Just bought your first camera? Getting to grips with photography? In this video, Matt shows you how to use a tripod correctly.
Want to share your own advice for beginners? Feel free to add your comments below.
Hi and welcome to the eight part of our ten-part series on How To Use Your Camera. My name is Matt and I’ll be taking you through all of your camera’s key settings so that you can start taking great pictures.
Today we’re going to be looking at how to use a tripod. I’ll be showing you how to use them correctly.
Tripods come in a range of sizes and designs and they allow photographers to create images they otherwise wouldn’t be able to. Whatever tripod you use, there are a few principles to follow to ensure you get the best performance from them.
Firstly, you’ll need to attach the camera to the tripod itself; this is usually done with a quick-release plate.

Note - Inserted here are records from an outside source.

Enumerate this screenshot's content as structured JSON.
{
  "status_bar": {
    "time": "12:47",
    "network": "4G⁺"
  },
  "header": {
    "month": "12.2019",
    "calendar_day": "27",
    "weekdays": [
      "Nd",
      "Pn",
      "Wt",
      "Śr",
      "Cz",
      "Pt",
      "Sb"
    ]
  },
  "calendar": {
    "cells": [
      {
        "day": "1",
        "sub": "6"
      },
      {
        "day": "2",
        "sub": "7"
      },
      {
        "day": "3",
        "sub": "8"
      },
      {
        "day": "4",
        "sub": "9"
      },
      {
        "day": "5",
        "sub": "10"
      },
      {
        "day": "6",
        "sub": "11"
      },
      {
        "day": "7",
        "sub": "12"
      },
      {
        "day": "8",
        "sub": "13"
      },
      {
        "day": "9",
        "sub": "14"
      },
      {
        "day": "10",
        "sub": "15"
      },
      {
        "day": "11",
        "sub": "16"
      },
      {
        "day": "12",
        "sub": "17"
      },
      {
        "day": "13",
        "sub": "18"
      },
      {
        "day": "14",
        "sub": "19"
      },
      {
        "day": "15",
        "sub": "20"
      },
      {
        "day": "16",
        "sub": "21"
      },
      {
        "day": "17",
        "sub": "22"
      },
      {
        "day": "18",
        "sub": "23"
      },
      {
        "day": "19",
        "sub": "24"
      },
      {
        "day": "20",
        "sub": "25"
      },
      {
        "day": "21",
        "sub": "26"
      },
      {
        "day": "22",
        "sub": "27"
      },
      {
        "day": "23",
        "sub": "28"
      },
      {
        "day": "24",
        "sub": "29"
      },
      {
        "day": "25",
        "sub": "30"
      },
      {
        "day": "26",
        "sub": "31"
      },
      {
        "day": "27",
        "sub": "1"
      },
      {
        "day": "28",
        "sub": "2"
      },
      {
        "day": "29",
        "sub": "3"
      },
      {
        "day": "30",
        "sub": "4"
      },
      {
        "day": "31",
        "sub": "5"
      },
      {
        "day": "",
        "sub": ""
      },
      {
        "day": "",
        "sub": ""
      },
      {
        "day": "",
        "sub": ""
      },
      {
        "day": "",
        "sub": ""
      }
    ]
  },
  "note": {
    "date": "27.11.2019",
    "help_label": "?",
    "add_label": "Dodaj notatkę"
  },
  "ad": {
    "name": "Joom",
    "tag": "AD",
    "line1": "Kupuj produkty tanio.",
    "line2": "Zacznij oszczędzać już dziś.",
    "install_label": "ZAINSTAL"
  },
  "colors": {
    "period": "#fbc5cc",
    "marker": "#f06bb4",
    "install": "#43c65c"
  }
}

Simply screw this into the base of your camera and make sure the edge of the plate is parallel with the edge of the camera. Now, fit this plate inside the tripod head; you should see the lever to the side move once it’s safely in place.
Tripods are usually constructed with three of four sections for each leg. Make sure you use the sections towards the top of the tripod first, and then work downwards if you need extra height, as this will help you to get the best stability.
Most tripods allow you to extend the centre column upwards so that you can position the camera higher up. If you do need to get extra height, always make sure you extend the leg sections before you extend the centre column, as this will also help to keep the camera more stable.
Some tripods also feature a small hook at the end of their centre column and this can help you with stability too. All you need to do is attach your bag or another heavy object to it so that it weighs the tripod down and keeps it in place.
The head of the tripod will often have one or more spirit levels, which can help you ensure your camera is level. It’s always a good idea to check this when setting up your tripod so that you can be sure of capturing your images without any skewed details.
Make sure to also turn off your image stabilisation system when using a tripod. Leaving this on can actually make your images less sharp as the lens will attempt to correct for vibrations caused by the image stabilisation system itself. Some recent cameras and lenses sense when they are on a tripod and may turn themselves off automatically – check the manual of your lens or camera to see if this the case.
Finally, use the self-timer option or a remote release when taking an image on a tripod. This will allow you to capture the image without any physical contact from yourself at the point of the exposure, and so may help you to get a sharper result.